If you are using an external GPU (eGPU), the HDMI cable should run from the Link Box into your eGPU, and the USB cable should run from the link box directly to your computer. (The eGPU enclosures we own as of April 2019 do not function as USB hubs.)
The HDMI cable is for passing frames from your GPU to the headset to be displayed. The USB connection allows two-way communication between the headset and SteamVR. The link box has a radio allowing it to listen to the base stations, giving it tracking info to pass along.
Each camera has a single connector: a USB 2.0 that should be connected to computer USB 2.0 ports (USB 3.0 Type A will also work, but Oculus suggests only connecting one of the cameras with it).
The Rift headset has two connectors: one HDMI, one USB 3.0 Type A. Both should be plugged into your computer.
Note that you will thus need 2-3 USB ports free on your computer to use the Oculus Rift.
What Hardware Runs What Software
How to Get Set Up
The easiest way to get set up for XR development is to start with a VR Lightweight Render Pipeline(
VR LWRP) project in Unity. 2019.1 or later is preferable, but it is available in 2018.3 as well. This project will work out of the box* with the Vive and other rigs. (One tiny caveat: if you've set up room-scale VR, then you'll need to set the ... field on the
Set Correct Camera Height script attached to the
XR Rig GameObject to
Room Scale rather than
Stationary. Otherwise the view won't actually be at your eye level.)
Where to Go For Help
Roll-a-ball is a quick and easy tutorial on the most basic parts of Unity like creating game objects, prefabs, scripting, etc.
The Unity engine manual provides official documentation of most of what Unity can do. It gives information on both what's accessible through the UI and what's accessible through C# scripting.
Unity's forums are also a resource for answering "how do I do X" questions, although you may need to double-check advice there because Unity's APIs may have changed since the time an answer was posted.
ChucK & Chunity
Most--but not all--of the ChucK language is documented on its home page, either under
language specification or

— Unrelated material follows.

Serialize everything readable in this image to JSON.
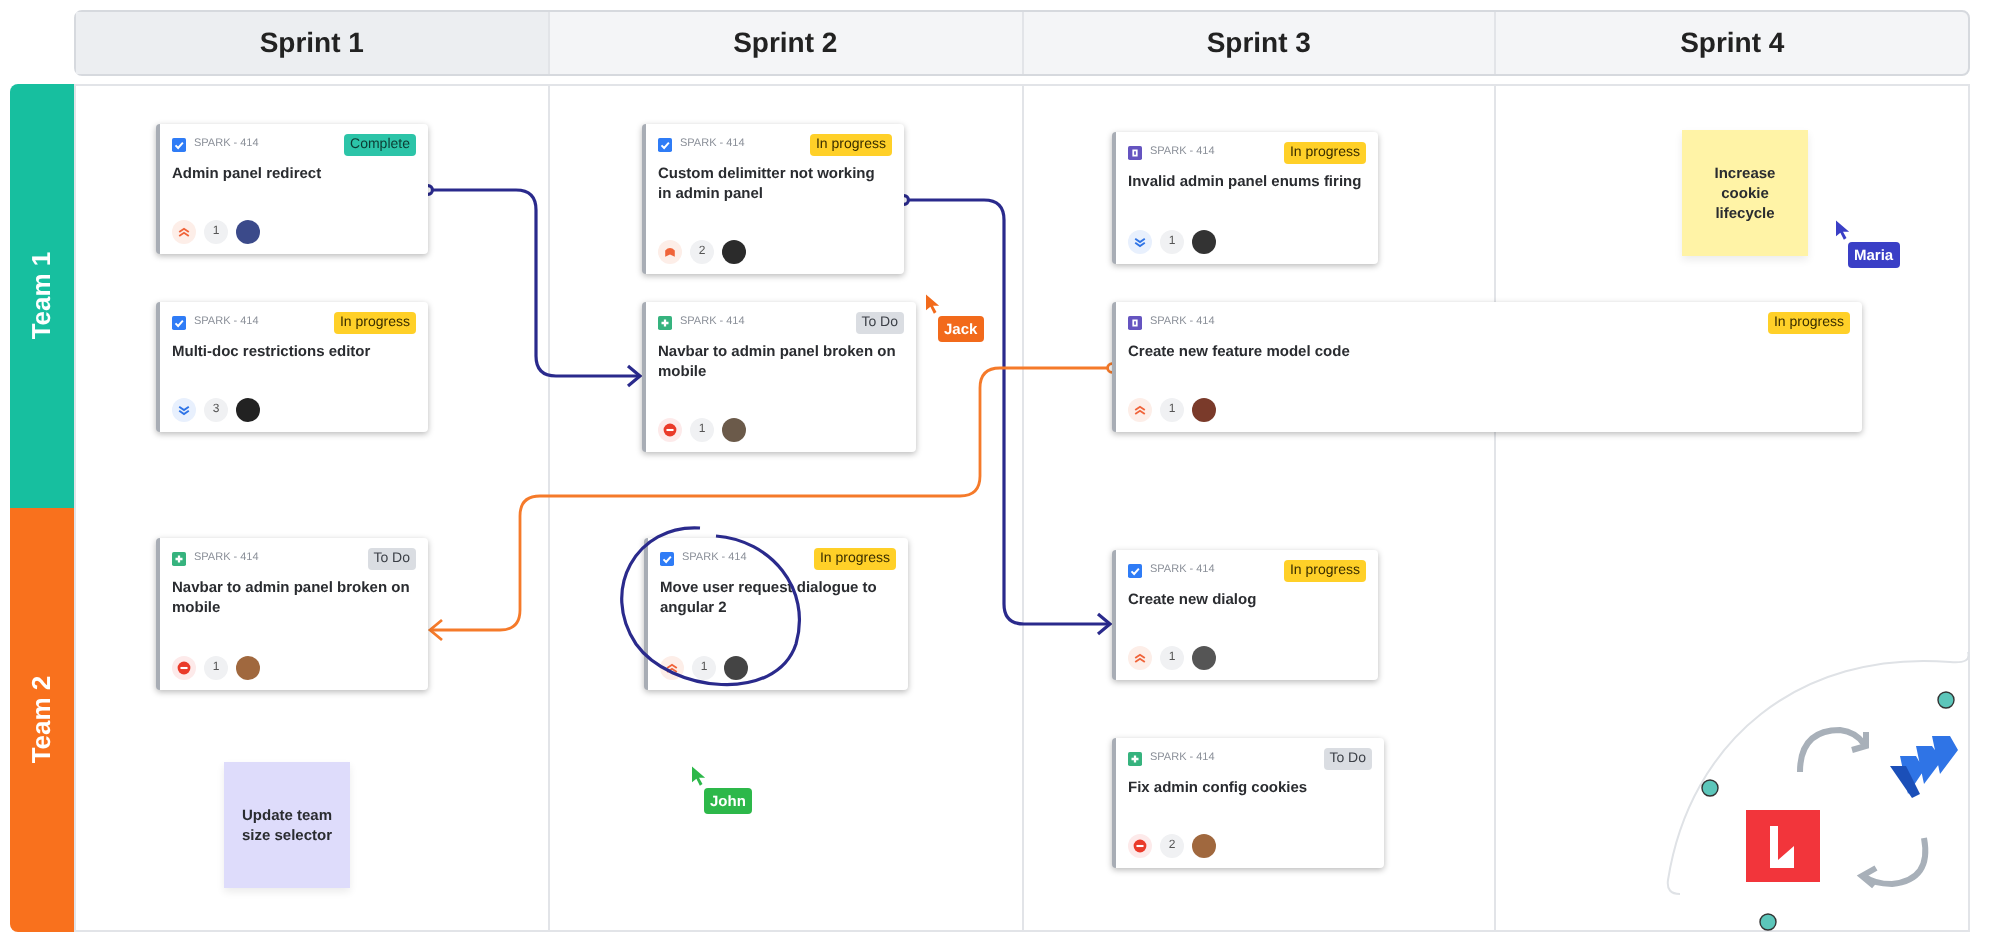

If ChucK is giving you difficulties that aren't answered in the language reference, try searching the ChucK user mailing list with
[your issue] site:lists.cs.princeton.edu/pipermail/chuck-users/

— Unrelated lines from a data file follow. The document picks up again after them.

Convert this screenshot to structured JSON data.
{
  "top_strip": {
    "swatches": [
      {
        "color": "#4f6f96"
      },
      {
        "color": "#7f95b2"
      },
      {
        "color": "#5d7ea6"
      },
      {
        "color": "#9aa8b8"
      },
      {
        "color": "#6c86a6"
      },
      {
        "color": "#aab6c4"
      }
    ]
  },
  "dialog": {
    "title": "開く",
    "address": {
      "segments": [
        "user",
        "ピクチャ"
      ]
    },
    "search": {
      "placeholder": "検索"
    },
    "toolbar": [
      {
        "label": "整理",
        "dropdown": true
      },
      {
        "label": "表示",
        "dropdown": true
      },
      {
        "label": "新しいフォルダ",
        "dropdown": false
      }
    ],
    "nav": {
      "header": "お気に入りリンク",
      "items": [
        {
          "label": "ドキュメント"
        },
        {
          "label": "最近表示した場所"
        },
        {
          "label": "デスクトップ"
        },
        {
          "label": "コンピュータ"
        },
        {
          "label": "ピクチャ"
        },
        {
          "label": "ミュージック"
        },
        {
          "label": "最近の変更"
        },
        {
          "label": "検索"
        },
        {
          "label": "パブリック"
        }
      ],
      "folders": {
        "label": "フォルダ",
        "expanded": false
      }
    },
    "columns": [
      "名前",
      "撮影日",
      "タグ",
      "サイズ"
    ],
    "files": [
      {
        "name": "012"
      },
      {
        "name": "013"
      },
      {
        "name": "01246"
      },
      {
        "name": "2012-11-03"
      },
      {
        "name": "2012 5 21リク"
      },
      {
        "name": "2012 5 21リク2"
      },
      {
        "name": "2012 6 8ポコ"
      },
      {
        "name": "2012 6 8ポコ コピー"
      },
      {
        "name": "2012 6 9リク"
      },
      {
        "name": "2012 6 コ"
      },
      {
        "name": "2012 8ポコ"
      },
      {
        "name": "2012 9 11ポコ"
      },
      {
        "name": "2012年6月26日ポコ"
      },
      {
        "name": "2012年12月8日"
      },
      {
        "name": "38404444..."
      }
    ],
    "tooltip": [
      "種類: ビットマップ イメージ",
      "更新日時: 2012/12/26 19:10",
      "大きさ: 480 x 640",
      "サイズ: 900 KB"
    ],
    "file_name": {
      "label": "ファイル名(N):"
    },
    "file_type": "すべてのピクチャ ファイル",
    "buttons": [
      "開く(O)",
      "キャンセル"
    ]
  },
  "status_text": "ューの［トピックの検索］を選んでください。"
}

Jack has a website with documentation and tutorials for Chunity, his plugin that allows ChucK code to be invoked within Unity in real time. The tutorials take off where the Roll-a-ball tutorial ends, and walk you through integrating Chunity, communicating between Unity and ChucK, spatialization, and dealing with external audio files.
Ray Wenderlich's tutorial is solid starting point for working with the Vive headsets in Unity. As of April 2019, it has been updated to cover the new, action-based, hardware-agnostic methods, rather than the old, purely-code-based method of addressing the controllers. Note however that this tutorial will tell you to delete actions like the Pose action, which is necessary for animating the controllers. It may be worth looking into the official documentation instead.
At the moment, the VR Lab hasn't made much use of other headsets . . . so have fun exploring those uncharted waters! And feel free to add relevant resources as you come across them.